By comparison, the $75 million (33) that Jahi indicates is invested in social justice is roughly one millionth as much. Scale, in short, is a long way off. But the potential for scale is there. One sign of this is the rapid growth of what is variably called “socially responsible investment” or “impact investment.” In other words, hunger for investments that generate social benefit is widespread, even if many of the investment vehicles for getting there are flawed. In his report, Jahi aims to sets forth a clear definition of what a social justice investment ecosystem could look like and challenges nonprofits and philanthropy to shift their investment strategy.
Creating a Social Justice Investment Chain
Though Jahi’s paper is written for a specific investment advisory firm, the principles behind it have broader application. Jahi’s paper builds on the concept of “social movement investing” as developed in a paper published by the Center for Economic Democracy a year ago, but he is less theoretical and more empirical in his focus.
If US SIF’s criteria for impact are very loose, Jahi’s are very strict. Jahi writes that a social impact fund must (32):
- Be deeply aligned with and led by social justice movements
- Invest in and build power with marginalized communities
- Support community-controlled enterprise
- Offer non-extractive terms (that is, below-market interest rates)
- Be accessible to ordinary people (that is, accept investments from retail investors)

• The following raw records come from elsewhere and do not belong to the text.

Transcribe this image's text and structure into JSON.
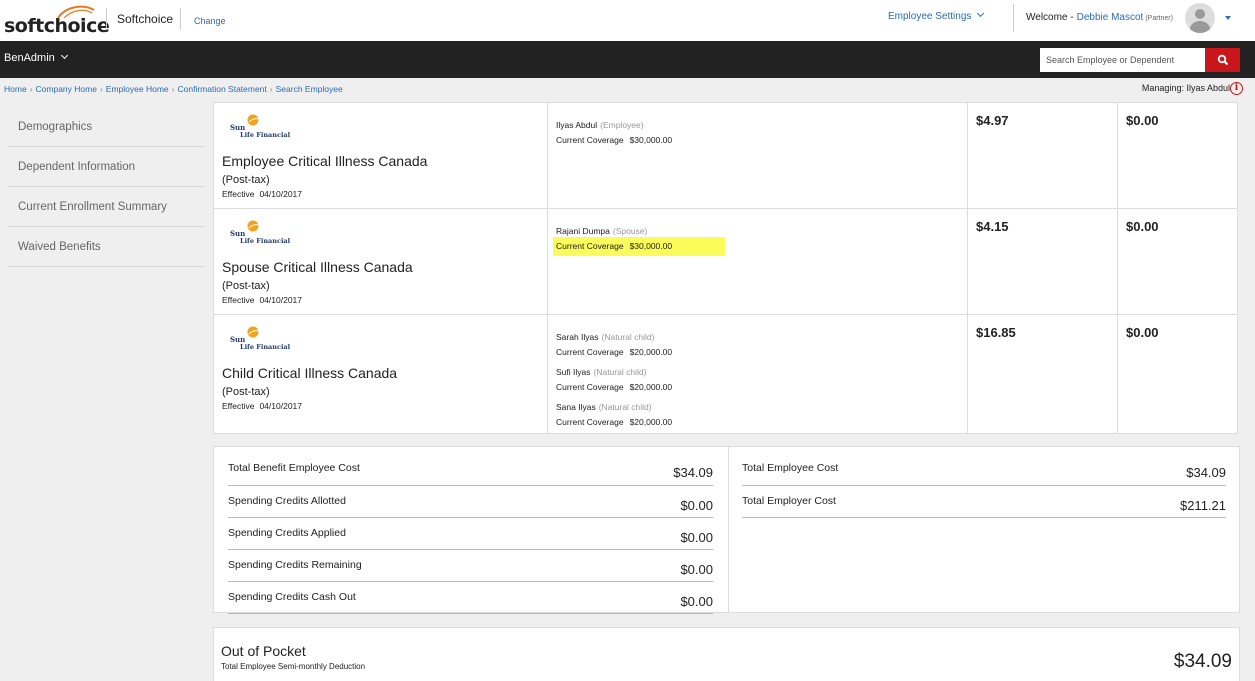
{
  "header": {
    "logo_text": "softchoice",
    "company": "Softchoice",
    "change_link": "Change",
    "employee_settings": "Employee Settings",
    "welcome_label": "Welcome -",
    "user_name": "Debbie Mascot",
    "user_role": "(Partner)"
  },
  "nav": {
    "menu_label": "BenAdmin",
    "search_placeholder": "Search Employee or Dependent"
  },
  "breadcrumb": [
    "Home",
    "Company Home",
    "Employee Home",
    "Confirmation Statement",
    "Search Employee"
  ],
  "managing": {
    "label": "Managing:",
    "name": "Ilyas Abdul"
  },
  "sidebar": {
    "items": [
      {
        "label": "Demographics"
      },
      {
        "label": "Dependent Information"
      },
      {
        "label": "Current Enrollment Summary"
      },
      {
        "label": "Waived Benefits"
      }
    ]
  },
  "benefits": [
    {
      "provider_sun": "Sun",
      "provider_life": "Life Financial",
      "name": "Employee Critical Illness Canada",
      "tax": "(Post-tax)",
      "effective_label": "Effective",
      "effective_date": "04/10/2017",
      "dependents": [
        {
          "name": "Ilyas Abdul",
          "relation": "(Employee)",
          "coverage_label": "Current Coverage",
          "coverage": "$30,000.00"
        }
      ],
      "employee_cost": "$4.97",
      "employer_cost": "$0.00"
    },
    {
      "provider_sun": "Sun",
      "provider_life": "Life Financial",
      "name": "Spouse Critical Illness Canada",
      "tax": "(Post-tax)",
      "effective_label": "Effective",
      "effective_date": "04/10/2017",
      "dependents": [
        {
          "name": "Rajani Dumpa",
          "relation": "(Spouse)",
          "coverage_label": "Current Coverage",
          "coverage": "$30,000.00"
        }
      ],
      "employee_cost": "$4.15",
      "employer_cost": "$0.00"
    },
    {
      "provider_sun": "Sun",
      "provider_life": "Life Financial",
      "name": "Child Critical Illness Canada",
      "tax": "(Post-tax)",
      "effective_label": "Effective",
      "effective_date": "04/10/2017",
      "dependents": [
        {
          "name": "Sarah Ilyas",
          "relation": "(Natural child)",
          "coverage_label": "Current Coverage",
          "coverage": "$20,000.00"
        },
        {
          "name": "Sufi Ilyas",
          "relation": "(Natural child)",
          "coverage_label": "Current Coverage",
          "coverage": "$20,000.00"
        },
        {
          "name": "Sana Ilyas",
          "relation": "(Natural child)",
          "coverage_label": "Current Coverage",
          "coverage": "$20,000.00"
        }
      ],
      "employee_cost": "$16.85",
      "employer_cost": "$0.00"
    }
  ],
  "totals_left": [
    {
      "label": "Total Benefit Employee Cost",
      "value": "$34.09"
    },
    {
      "label": "Spending Credits Allotted",
      "value": "$0.00"
    },
    {
      "label": "Spending Credits Applied",
      "value": "$0.00"
    },
    {
      "label": "Spending Credits Remaining",
      "value": "$0.00"
    },
    {
      "label": "Spending Credits Cash Out",
      "value": "$0.00"
    }
  ],
  "totals_right": [
    {
      "label": "Total Employee Cost",
      "value": "$34.09"
    },
    {
      "label": "Total Employer Cost",
      "value": "$211.21"
    }
  ],
  "out_of_pocket": {
    "title": "Out of Pocket",
    "subtitle": "Total Employee Semi-monthly Deduction",
    "value": "$34.09"
  },
  "colors": {
    "brand_red": "#c9161b",
    "link_blue": "#2a6db5",
    "nav_bg": "#222222",
    "highlight": "#fbfb5a"
  }
}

Read the full article about social justice investment by Steve Dubb at Nonprofit Quarterly.